I am curious why jQuery's .after() does not chain, or "provide you with," the new element that you create with it. It seems to me like it should, but I am no expert and was hoping someone could shed some light on why it's a bad idea. Here's an example to see what I would like from .after():
Here is some markup:
<div id="content1"> <p id="hello1">Hello</p> </div> <div id="content2"> <p id="hello2">Hello</p> </div>
Here's what I want, but this replaces "Hello" with "World!":
This does the job, but it sure is ugly:

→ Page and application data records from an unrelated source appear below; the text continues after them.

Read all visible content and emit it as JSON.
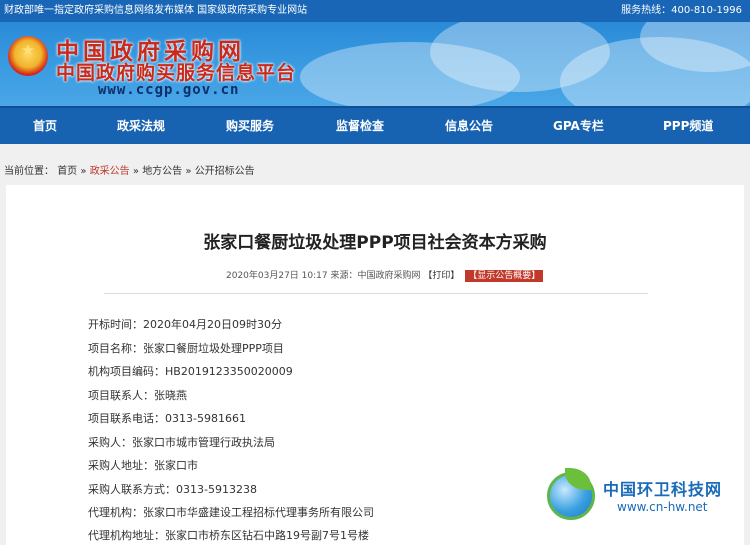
{
  "topbar": {
    "left_text": "财政部唯一指定政府采购信息网络发布媒体 国家级政府采购专业网站",
    "right_text": "服务热线：400-810-1996"
  },
  "banner": {
    "name_line1": "中国政府采购网",
    "name_line2": "中国政府购买服务信息平台",
    "url": "www.ccgp.gov.cn"
  },
  "nav": {
    "items": [
      "首页",
      "政采法规",
      "购买服务",
      "监督检查",
      "信息公告",
      "GPA专栏",
      "PPP频道"
    ]
  },
  "breadcrumb": {
    "prefix": "当前位置：",
    "items": [
      "首页",
      "政采公告",
      "地方公告",
      "公开招标公告"
    ],
    "separator": "»"
  },
  "article": {
    "title": "张家口餐厨垃圾处理PPP项目社会资本方采购",
    "date": "2020年03月27日 10:17",
    "source_label": "来源：",
    "source": "中国政府采购网",
    "print": "【打印】",
    "show_summary": "【显示公告概要】",
    "fields": [
      {
        "label": "开标时间：",
        "value": "2020年04月20日09时30分"
      },
      {
        "label": "项目名称：",
        "value": "张家口餐厨垃圾处理PPP项目"
      },
      {
        "label": "机构项目编码：",
        "value": "HB2019123350020009"
      },
      {
        "label": "项目联系人：",
        "value": "张晓燕"
      },
      {
        "label": "项目联系电话：",
        "value": "0313-5981661"
      },
      {
        "label": "采购人：",
        "value": "张家口市城市管理行政执法局"
      },
      {
        "label": "采购人地址：",
        "value": "张家口市"
      },
      {
        "label": "采购人联系方式：",
        "value": "0313-5913238"
      },
      {
        "label": "代理机构：",
        "value": "张家口市华盛建设工程招标代理事务所有限公司"
      },
      {
        "label": "代理机构地址：",
        "value": "张家口市桥东区钻石中路19号副7号1号楼"
      }
    ]
  },
  "watermark": {
    "name": "中国环卫科技网",
    "url": "www.cn-hw.net"
  },
  "colors": {
    "nav_bg": "#1763b2",
    "topbar_bg": "#1866b5",
    "accent_red": "#c0392b",
    "logo_red": "#c82a1e"
  }
}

$('#hello2').after('<p />'); var $newParagraph = $('#content2 p').last(); $newParagraph.text('World');
This is nicer, but I'm not entirely sold: (maybe I should be?)
$('#hello1').after( $('<p />').text('World') );
Note this is obviously a simplified example, that is, "<p>World!</p>" is not what I want to add, my real world problem is more complex than that.
Thanks for any thoughts.